McCarthy was born in a small town in Wisconsin in 1908. In 1942, he joined the Marines and served in the Pacific during World War II. He returned home in 1944 and decided to start a career in politics. In that year, he unsuccessfully ran for a seat in the U.S. Senate. Undaunted, in 1946 McCarthy challenged the popular Senator Robert LaFollette in the Republican primary. Utilizing the aggressive attacking style that would later make him famous, McCarthy upset the over-confident LaFollette and won the general election to become the junior senator from Wisconsin.
McCarthy’s early career in the Senate was unremarkable, to say the least. In 1950, desperate for an issue he could use to bolster his chances for re-election, McCarthy took some of his advisors’ suggestion and turned to the issue of communists in the United States.
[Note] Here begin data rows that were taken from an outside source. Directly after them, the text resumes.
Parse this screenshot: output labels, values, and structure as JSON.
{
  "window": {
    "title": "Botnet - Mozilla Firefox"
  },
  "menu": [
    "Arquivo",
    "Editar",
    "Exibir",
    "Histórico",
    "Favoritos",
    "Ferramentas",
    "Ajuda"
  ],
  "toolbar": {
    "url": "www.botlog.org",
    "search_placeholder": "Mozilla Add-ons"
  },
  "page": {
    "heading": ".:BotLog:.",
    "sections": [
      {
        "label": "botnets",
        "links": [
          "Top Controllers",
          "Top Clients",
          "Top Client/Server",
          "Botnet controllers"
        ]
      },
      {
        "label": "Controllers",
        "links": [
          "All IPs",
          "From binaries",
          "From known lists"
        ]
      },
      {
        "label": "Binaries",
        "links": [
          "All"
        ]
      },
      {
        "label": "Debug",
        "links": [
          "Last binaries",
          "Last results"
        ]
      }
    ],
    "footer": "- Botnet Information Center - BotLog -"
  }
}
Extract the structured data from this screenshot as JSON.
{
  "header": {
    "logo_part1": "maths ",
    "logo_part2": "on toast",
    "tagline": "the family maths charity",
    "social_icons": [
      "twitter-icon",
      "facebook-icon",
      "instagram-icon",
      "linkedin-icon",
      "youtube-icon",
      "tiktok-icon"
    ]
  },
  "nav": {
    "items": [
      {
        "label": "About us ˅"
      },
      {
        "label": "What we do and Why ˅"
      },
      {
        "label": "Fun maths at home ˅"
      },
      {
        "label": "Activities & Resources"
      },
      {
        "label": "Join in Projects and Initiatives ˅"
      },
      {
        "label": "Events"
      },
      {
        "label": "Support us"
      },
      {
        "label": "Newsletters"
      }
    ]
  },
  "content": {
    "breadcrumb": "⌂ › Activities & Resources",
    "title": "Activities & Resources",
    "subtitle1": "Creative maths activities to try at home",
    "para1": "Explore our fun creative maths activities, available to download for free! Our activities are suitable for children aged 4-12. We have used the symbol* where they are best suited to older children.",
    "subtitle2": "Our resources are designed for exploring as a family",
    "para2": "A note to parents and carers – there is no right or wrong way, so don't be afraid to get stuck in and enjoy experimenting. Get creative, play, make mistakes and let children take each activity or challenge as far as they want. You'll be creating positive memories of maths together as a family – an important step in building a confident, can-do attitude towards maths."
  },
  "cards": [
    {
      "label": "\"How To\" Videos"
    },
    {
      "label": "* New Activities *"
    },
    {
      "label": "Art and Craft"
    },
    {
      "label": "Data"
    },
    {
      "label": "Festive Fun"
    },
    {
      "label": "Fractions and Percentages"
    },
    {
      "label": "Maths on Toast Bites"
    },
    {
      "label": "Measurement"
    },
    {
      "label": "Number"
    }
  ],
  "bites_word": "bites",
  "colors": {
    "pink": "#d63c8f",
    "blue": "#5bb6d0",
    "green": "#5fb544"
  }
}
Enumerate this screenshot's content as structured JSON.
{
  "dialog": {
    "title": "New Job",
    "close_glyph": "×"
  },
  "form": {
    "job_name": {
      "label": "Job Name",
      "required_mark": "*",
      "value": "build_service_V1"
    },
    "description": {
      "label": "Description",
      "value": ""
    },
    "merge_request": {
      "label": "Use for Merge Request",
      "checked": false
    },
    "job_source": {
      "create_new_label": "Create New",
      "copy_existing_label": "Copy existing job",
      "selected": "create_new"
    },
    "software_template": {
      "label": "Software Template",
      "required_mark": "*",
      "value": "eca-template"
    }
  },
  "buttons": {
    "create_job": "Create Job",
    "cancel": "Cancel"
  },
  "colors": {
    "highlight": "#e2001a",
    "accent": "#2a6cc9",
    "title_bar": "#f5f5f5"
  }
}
Although he knew few details about the subject, McCarthy quickly embraced the issue. In February 1950 he stunned an audience with the declaration that there were over 200 “known communists” in the Department of State. Over the next four years, McCarthy became the most famous (and feared) “Red-hunter” in the United States. Combining a flair for the dramatic with a penchant for wild and reckless charges, McCarthy was soon ruining careers, cowing opponents into silence, and titillating the American public with his accusations of communism. In all of the hysteria, however, few noticed that McCarthy never uncovered a single communist, in or out of the U.S. government.
In 1954, with his political fortunes beginning to ebb, McCarthy seriously overreached himself when he charged that the U.S. Army was “soft on communists.” In the famous televised Army-McCarthy hearings of that year, the American public got a first-hand view of McCarthy’s bullying and recklessness. The hearings destroyed McCarthy’s credibility and, though he continued to hold office, effectively ended his power in the Senate. During the next few years, the senator turned increasingly to alcohol to relieve his frustrations. In 1957, he was hospitalized, suffering from numerous ailments all exacerbated by cirrhosis of the liver. He died in Bethesda, Maryland, and was buried in his home state of Wisconsin.